So if that $100k is revenue, their earnings are $35k a year.
This is common when you see the “earnings screenshots” or Shopify reports- they show revenue but they don’t take into account the fact that there’s a cost.
You could easily spend $1000 in a day on ads, make $1100 and then take a revenue screenshot and claim you make over $300k a year when you don’t.
Experience Trumps All
The more experience with different things you have, the more you see the lies behind stuff like:
- Traffic to conversion rates
- Cost to acquire customers
- Profit per item
And so on.
Another good instance is with online publishing. There are people who sell the “make money with Amazon publishing” courses.
Now, I make money through publishing ebooks with Amazon. I do OK with that but I don’t make millions. I also know people who do make millions doing this.
You can tell they make millions a) because there’s proof and b) because they aren’t talking rubbish when it comes to the numbers.
Here are the facts as far as that is concerned: You can look at an author/pen name and see if their books rank well. If they rank well, you can accurately gauge the amount of copies they’re selling based on your own figures.
(This is exponential – Rank #1 in the Amazon bookstore sells thousands of copies a day, a book that’s 100,000 sells a copy or two a day, and a book that’s 1,000,000 sells every once in a while.)
You also know how many books they have under that name. You also know the profit they’re making because Amazon has fixed royalties.
So you can tell the fakers from the real deal quite easily. Yet still people sell courses that say, “You can write a 12-page book on the fine art of making home-made face masks and make $3000 a month from this.”
You can’t, and nobody making big money on Amazon follows this model. Release a few books and you’ll have all the info you need on this.
There’s the old adage that if it seems too good to be true, it probably is.
The problem comes when you’re trying to decipher what’s good versus. What’s so good it’s fake.
And the truth is that in online business and business in general, you can make a lot of money. Some people strike it big and even do so quickly.
They aren’t scammers; they just get the pieces together.
Yet there are scammers too. People who’ll tell you that it’ll come easy with no money or effort.

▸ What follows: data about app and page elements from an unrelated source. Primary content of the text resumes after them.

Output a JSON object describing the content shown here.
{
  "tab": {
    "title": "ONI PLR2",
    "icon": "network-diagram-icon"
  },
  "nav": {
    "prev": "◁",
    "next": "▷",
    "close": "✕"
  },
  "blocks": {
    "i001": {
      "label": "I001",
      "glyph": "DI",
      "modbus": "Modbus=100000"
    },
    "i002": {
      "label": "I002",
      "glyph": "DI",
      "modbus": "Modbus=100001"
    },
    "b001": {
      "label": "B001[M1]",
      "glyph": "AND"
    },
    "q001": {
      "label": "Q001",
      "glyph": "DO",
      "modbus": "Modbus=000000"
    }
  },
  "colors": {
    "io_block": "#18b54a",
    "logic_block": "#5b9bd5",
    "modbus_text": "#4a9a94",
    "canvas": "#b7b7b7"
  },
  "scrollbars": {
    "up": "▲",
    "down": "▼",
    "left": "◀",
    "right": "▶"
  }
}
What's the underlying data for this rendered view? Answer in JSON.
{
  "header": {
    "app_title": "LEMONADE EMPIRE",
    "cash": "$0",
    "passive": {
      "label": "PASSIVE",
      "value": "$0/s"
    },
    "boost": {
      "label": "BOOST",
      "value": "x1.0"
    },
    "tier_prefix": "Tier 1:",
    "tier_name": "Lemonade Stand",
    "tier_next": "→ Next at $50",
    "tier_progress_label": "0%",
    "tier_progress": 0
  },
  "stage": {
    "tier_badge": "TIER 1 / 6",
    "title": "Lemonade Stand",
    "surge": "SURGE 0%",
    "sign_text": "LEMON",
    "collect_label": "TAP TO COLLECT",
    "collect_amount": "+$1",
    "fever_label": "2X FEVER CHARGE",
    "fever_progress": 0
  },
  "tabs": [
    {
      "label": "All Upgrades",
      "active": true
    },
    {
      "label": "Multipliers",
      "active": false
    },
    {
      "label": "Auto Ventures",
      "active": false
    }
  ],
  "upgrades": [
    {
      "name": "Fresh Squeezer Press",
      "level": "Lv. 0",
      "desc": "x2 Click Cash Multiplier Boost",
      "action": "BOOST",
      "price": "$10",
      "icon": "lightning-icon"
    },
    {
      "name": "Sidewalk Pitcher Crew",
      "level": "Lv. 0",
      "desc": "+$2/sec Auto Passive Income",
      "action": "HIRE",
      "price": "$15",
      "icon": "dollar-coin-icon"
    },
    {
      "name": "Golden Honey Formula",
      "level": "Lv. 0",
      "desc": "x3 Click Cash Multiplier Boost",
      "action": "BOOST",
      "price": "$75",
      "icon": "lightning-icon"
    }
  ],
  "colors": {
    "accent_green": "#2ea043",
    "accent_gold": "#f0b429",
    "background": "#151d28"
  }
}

I could write a list of stuff that you could check, but the honest answer is that if you do it yourself, then you’ll become “in the know” and you’ll be able to judge people based on their results and their content versus. Trusting a list or looking for clues like an amateur detective.
Also, if you do it all yourself you won’t need a guru anyway.